Component data from apps and pages:
▬▬▬▬▬▬▬▬▬▬
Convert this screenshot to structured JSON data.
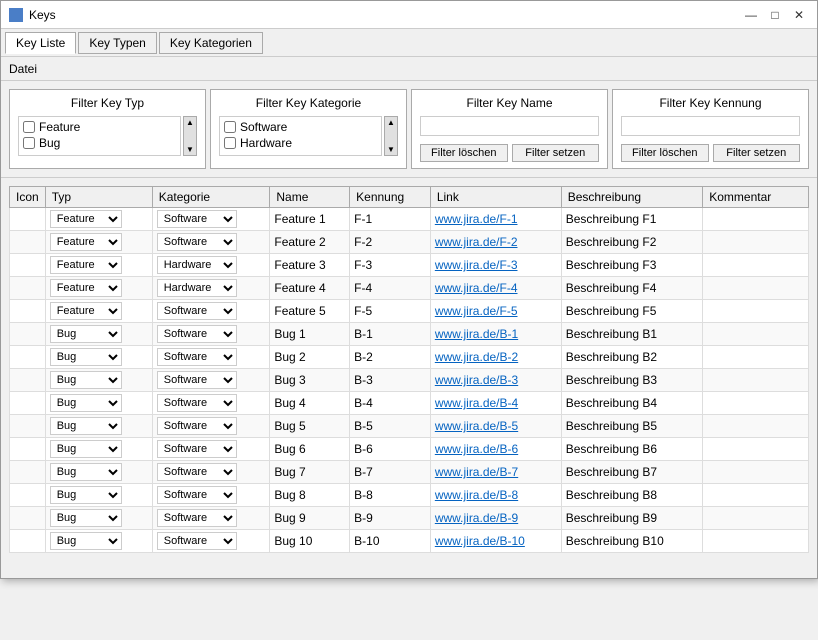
{
  "window": {
    "title": "Keys",
    "controls": {
      "minimize": "—",
      "maximize": "□",
      "close": "✕"
    }
  },
  "tabs": [
    {
      "label": "Key Liste",
      "active": true
    },
    {
      "label": "Key Typen",
      "active": false
    },
    {
      "label": "Key Kategorien",
      "active": false
    }
  ],
  "menu": {
    "datei": "Datei"
  },
  "filters": {
    "typ": {
      "title": "Filter Key Typ",
      "items": [
        {
          "label": "Feature",
          "checked": false
        },
        {
          "label": "Bug",
          "checked": false
        }
      ]
    },
    "kategorie": {
      "title": "Filter Key Kategorie",
      "items": [
        {
          "label": "Software",
          "checked": false
        },
        {
          "label": "Hardware",
          "checked": false
        }
      ]
    },
    "name": {
      "title": "Filter Key Name",
      "value": "",
      "placeholder": "",
      "btn_clear": "Filter löschen",
      "btn_set": "Filter setzen"
    },
    "kennung": {
      "title": "Filter Key Kennung",
      "value": "",
      "placeholder": "",
      "btn_clear": "Filter löschen",
      "btn_set": "Filter setzen"
    }
  },
  "table": {
    "headers": [
      "Icon",
      "Typ",
      "Kategorie",
      "Name",
      "Kennung",
      "Link",
      "Beschreibung",
      "Kommentar"
    ],
    "rows": [
      {
        "icon": "",
        "typ": "Feature",
        "kategorie": "Software",
        "name": "Feature 1",
        "kennung": "F-1",
        "link": "www.jira.de/F-1",
        "beschreibung": "Beschreibung F1",
        "kommentar": ""
      },
      {
        "icon": "",
        "typ": "Feature",
        "kategorie": "Software",
        "name": "Feature 2",
        "kennung": "F-2",
        "link": "www.jira.de/F-2",
        "beschreibung": "Beschreibung F2",
        "kommentar": ""
      },
      {
        "icon": "",
        "typ": "Feature",
        "kategorie": "Hardware",
        "name": "Feature 3",
        "kennung": "F-3",
        "link": "www.jira.de/F-3",
        "beschreibung": "Beschreibung F3",
        "kommentar": ""
      },
      {
        "icon": "",
        "typ": "Feature",
        "kategorie": "Hardware",
        "name": "Feature 4",
        "kennung": "F-4",
        "link": "www.jira.de/F-4",
        "beschreibung": "Beschreibung F4",
        "kommentar": ""
      },
      {
        "icon": "",
        "typ": "Feature",
        "kategorie": "Software",
        "name": "Feature 5",
        "kennung": "F-5",
        "link": "www.jira.de/F-5",
        "beschreibung": "Beschreibung F5",
        "kommentar": ""
      },
      {
        "icon": "",
        "typ": "Bug",
        "kategorie": "Software",
        "name": "Bug 1",
        "kennung": "B-1",
        "link": "www.jira.de/B-1",
        "beschreibung": "Beschreibung B1",
        "kommentar": ""
      },
      {
        "icon": "",
        "typ": "Bug",
        "kategorie": "Software",
        "name": "Bug 2",
        "kennung": "B-2",
        "link": "www.jira.de/B-2",
        "beschreibung": "Beschreibung B2",
        "kommentar": ""
      },
      {
        "icon": "",
        "typ": "Bug",
        "kategorie": "Software",
        "name": "Bug 3",
        "kennung": "B-3",
        "link": "www.jira.de/B-3",
        "beschreibung": "Beschreibung B3",
        "kommentar": ""
      },
      {
        "icon": "",
        "typ": "Bug",
        "kategorie": "Software",
        "name": "Bug 4",
        "kennung": "B-4",
        "link": "www.jira.de/B-4",
        "beschreibung": "Beschreibung B4",
        "kommentar": ""
      },
      {
        "icon": "",
        "typ": "Bug",
        "kategorie": "Software",
        "name": "Bug 5",
        "kennung": "B-5",
        "link": "www.jira.de/B-5",
        "beschreibung": "Beschreibung B5",
        "kommentar": ""
      },
      {
        "icon": "",
        "typ": "Bug",
        "kategorie": "Software",
        "name": "Bug 6",
        "kennung": "B-6",
        "link": "www.jira.de/B-6",
        "beschreibung": "Beschreibung B6",
        "kommentar": ""
      },
      {
        "icon": "",
        "typ": "Bug",
        "kategorie": "Software",
        "name": "Bug 7",
        "kennung": "B-7",
        "link": "www.jira.de/B-7",
        "beschreibung": "Beschreibung B7",
        "kommentar": ""
      },
      {
        "icon": "",
        "typ": "Bug",
        "kategorie": "Software",
        "name": "Bug 8",
        "kennung": "B-8",
        "link": "www.jira.de/B-8",
        "beschreibung": "Beschreibung B8",
        "kommentar": ""
      },
      {
        "icon": "",
        "typ": "Bug",
        "kategorie": "Software",
        "name": "Bug 9",
        "kennung": "B-9",
        "link": "www.jira.de/B-9",
        "beschreibung": "Beschreibung B9",
        "kommentar": ""
      },
      {
        "icon": "",
        "typ": "Bug",
        "kategorie": "Software",
        "name": "Bug 10",
        "kennung": "B-10",
        "link": "www.jira.de/B-10",
        "beschreibung": "Beschreibung B10",
        "kommentar": ""
      }
    ]
  }
}
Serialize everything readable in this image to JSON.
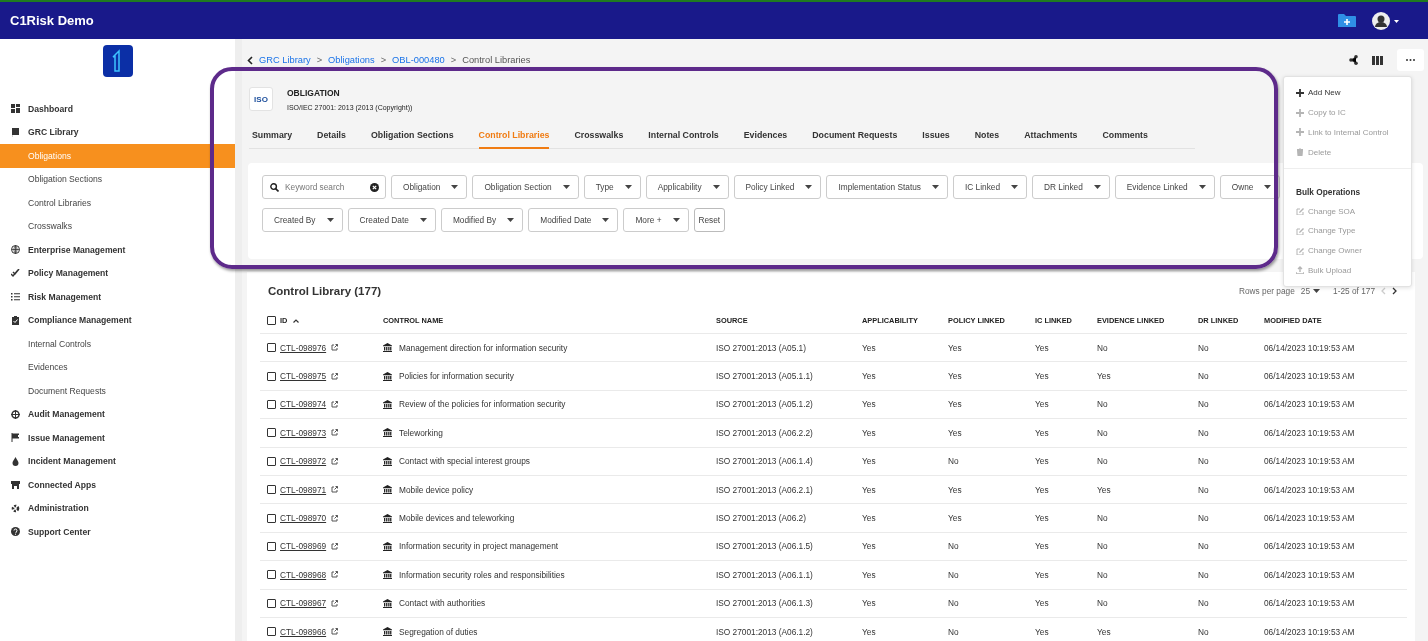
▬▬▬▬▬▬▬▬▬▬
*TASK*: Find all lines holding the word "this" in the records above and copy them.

*REPLY TO THE EXERCISE*:
Convert this screenshot to structured JSON data.
Serialize everything readable in this image to JSON.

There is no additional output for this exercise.